First stop for automotive design is the embedded lab
It’s truly amazing how the focus of the automobile, at least from my jaded viewpoint, has made a complete turn from the mechanical engineers of Detroit to the embedded systems designers of Silicon Valley. For the first 100 or so years of the automobile and its creation, it was the bastion of the motor designer and other mechanical elements. Clearly over the past decade, specifically the last couple of years, that focus has changed, turning the car into a moving embedded system with hundreds of electronic subsystems in some cases.
One good example of that, even though they’re not Silicon Valley-based, is Disti, who made its name making graphical user interfaces for military- and aeronautical-type applications. While the company dabbled in automotive, assuming that its GUI would likely have a place there, Disti is now all in on automotive. In fact, it recently won a long-term contract with Jaguar Land Rover to provide its GL Studio software for the development of the 2016 Jaguar XF InControl Touch Pro infotainment system.
The GL Studio user interface development software delivers high-fidelity, feature-rich 2D and 3D graphical interfaces. By supporting standard 2D and 3D file formats and offering compatibility with the latest 3D graphics hardware, application developers have the freedom to design leading-edge UIs using a WYSIWYG environment. In addition, designs are implemented using a powerful run-time engine which allows for real-time cross-platform deployment.

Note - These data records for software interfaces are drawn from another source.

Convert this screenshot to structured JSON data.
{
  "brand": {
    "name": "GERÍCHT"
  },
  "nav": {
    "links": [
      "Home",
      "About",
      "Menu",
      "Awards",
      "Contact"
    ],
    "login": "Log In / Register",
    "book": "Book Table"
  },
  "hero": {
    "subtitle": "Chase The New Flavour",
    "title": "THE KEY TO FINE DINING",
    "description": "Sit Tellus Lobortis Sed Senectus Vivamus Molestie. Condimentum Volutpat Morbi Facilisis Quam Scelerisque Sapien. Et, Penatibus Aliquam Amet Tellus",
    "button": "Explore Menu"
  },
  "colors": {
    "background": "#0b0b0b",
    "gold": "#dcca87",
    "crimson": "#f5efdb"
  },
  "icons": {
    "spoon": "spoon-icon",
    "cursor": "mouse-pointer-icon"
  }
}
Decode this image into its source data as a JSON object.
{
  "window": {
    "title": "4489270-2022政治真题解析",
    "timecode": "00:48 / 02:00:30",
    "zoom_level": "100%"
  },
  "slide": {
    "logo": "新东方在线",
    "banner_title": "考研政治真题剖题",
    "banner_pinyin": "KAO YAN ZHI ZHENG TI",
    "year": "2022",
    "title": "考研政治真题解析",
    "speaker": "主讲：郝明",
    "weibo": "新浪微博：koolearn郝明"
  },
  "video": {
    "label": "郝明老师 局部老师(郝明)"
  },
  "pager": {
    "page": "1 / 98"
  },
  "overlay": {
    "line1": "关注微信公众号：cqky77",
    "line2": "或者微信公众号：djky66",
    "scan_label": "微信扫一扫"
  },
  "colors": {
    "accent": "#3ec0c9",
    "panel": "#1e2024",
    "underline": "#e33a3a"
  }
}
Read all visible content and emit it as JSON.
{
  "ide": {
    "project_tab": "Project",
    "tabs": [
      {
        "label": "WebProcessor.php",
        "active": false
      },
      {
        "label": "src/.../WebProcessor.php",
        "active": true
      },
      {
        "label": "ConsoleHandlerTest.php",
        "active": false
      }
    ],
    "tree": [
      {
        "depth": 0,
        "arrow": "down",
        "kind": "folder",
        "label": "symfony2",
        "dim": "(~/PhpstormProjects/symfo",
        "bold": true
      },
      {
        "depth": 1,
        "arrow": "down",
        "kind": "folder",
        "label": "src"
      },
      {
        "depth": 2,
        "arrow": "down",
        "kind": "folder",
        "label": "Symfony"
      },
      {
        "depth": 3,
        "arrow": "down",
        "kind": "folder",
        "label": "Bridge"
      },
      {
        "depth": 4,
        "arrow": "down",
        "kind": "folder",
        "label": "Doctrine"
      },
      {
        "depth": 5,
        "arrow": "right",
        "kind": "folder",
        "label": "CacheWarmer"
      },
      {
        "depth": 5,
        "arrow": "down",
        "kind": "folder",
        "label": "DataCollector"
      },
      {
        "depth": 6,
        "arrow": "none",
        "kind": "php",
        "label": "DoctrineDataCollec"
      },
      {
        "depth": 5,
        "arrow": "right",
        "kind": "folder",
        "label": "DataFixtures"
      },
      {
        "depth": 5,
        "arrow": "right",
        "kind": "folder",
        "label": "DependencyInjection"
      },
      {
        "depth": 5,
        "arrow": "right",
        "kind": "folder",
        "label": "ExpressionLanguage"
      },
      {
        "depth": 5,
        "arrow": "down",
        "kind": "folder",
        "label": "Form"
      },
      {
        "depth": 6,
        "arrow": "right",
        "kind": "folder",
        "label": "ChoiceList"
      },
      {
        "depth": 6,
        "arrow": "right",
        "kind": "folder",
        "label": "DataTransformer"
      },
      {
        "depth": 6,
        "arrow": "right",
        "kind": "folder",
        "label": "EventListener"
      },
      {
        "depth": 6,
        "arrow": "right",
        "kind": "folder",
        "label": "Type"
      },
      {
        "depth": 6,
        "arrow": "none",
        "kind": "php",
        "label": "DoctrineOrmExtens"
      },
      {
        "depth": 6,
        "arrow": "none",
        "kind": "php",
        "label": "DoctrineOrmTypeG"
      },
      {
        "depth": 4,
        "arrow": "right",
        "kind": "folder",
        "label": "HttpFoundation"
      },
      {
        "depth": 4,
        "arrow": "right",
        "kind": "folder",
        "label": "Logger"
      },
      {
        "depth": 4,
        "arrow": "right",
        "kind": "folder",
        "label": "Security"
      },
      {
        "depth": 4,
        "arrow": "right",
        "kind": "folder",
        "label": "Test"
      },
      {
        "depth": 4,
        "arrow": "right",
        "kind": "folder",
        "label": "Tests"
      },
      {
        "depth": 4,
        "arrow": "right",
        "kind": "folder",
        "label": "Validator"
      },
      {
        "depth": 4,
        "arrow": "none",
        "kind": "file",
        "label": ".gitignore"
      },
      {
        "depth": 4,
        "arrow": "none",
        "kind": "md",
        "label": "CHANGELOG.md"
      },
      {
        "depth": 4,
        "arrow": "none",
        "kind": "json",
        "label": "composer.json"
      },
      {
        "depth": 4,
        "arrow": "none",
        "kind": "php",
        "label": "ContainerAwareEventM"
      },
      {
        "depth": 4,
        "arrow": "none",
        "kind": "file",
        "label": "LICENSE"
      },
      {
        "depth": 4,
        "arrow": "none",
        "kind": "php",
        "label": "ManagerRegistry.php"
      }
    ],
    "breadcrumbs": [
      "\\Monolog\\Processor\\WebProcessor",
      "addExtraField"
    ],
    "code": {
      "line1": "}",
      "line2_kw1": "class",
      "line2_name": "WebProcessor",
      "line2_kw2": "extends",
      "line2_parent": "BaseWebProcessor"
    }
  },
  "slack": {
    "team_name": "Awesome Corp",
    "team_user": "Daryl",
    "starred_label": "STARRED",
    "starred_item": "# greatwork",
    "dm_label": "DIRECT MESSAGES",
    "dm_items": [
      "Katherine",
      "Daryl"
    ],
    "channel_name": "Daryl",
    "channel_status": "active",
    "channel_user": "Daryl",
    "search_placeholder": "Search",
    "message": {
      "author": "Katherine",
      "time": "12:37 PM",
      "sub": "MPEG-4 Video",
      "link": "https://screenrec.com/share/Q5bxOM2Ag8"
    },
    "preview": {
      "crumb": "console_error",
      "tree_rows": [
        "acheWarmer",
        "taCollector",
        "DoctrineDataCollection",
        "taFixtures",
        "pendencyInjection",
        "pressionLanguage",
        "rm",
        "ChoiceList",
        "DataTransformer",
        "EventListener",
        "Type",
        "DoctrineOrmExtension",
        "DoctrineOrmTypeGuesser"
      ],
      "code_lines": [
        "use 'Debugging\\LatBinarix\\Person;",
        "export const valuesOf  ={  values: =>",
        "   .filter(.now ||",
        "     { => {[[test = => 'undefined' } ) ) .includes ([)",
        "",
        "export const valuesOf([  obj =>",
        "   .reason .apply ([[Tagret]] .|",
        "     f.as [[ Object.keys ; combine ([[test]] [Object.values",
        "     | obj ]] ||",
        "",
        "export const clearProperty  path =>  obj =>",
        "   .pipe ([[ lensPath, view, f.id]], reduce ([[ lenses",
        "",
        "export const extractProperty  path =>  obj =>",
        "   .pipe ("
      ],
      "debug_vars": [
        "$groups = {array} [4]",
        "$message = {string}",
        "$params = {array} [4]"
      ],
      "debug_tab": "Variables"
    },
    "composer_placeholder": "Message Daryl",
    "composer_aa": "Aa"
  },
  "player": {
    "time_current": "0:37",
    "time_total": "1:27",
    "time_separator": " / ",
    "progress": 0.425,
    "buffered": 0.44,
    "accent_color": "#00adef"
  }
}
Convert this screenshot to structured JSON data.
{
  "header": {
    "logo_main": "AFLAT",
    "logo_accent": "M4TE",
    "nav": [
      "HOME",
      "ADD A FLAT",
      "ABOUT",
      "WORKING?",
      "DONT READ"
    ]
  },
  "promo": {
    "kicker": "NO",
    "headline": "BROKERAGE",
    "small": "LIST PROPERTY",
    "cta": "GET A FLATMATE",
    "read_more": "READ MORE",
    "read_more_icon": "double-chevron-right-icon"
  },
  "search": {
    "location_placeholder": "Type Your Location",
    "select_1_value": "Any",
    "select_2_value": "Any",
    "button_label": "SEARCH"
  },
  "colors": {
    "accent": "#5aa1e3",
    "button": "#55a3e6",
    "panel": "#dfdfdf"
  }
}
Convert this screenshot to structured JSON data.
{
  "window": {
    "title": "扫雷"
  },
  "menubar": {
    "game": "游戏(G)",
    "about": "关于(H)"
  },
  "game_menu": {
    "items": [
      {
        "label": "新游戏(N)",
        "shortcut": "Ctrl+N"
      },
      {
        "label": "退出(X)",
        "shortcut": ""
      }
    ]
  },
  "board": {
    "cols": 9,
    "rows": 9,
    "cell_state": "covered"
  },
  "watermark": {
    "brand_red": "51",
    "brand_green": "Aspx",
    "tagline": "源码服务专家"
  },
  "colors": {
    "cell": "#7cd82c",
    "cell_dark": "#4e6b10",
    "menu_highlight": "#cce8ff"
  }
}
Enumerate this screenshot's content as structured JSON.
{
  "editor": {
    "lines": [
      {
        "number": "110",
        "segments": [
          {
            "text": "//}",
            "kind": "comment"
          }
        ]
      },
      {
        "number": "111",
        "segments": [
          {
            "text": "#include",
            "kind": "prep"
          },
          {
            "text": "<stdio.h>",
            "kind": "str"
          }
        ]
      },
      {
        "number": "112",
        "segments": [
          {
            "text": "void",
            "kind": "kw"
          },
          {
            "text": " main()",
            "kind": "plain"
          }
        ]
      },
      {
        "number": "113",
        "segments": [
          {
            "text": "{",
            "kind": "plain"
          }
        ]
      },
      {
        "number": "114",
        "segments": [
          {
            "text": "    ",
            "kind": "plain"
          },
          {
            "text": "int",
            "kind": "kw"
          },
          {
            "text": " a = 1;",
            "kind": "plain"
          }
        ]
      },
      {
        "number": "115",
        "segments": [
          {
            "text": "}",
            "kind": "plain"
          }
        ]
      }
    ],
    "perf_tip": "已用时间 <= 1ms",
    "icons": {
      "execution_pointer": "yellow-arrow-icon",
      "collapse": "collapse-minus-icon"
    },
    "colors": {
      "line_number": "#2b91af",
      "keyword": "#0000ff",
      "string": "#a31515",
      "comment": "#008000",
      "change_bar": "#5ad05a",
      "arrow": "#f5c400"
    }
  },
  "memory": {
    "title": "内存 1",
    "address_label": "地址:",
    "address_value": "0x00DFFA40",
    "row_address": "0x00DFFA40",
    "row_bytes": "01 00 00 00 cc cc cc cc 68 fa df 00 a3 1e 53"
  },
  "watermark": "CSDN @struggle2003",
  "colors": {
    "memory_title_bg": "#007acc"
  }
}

While speaking to the Disti experts, it became clear pretty quickly that medical devices, like high-end imaging systems, would also be a great fit for such products. As part of the development process, the GL Studio editor imports a host of standard image and model formats as the foundation of the design. Properties and behaviors associated with the graphical assets drive the required functionality. Then, you just deploy your design by generating code either as a standalone application or as components to be used in a larger project.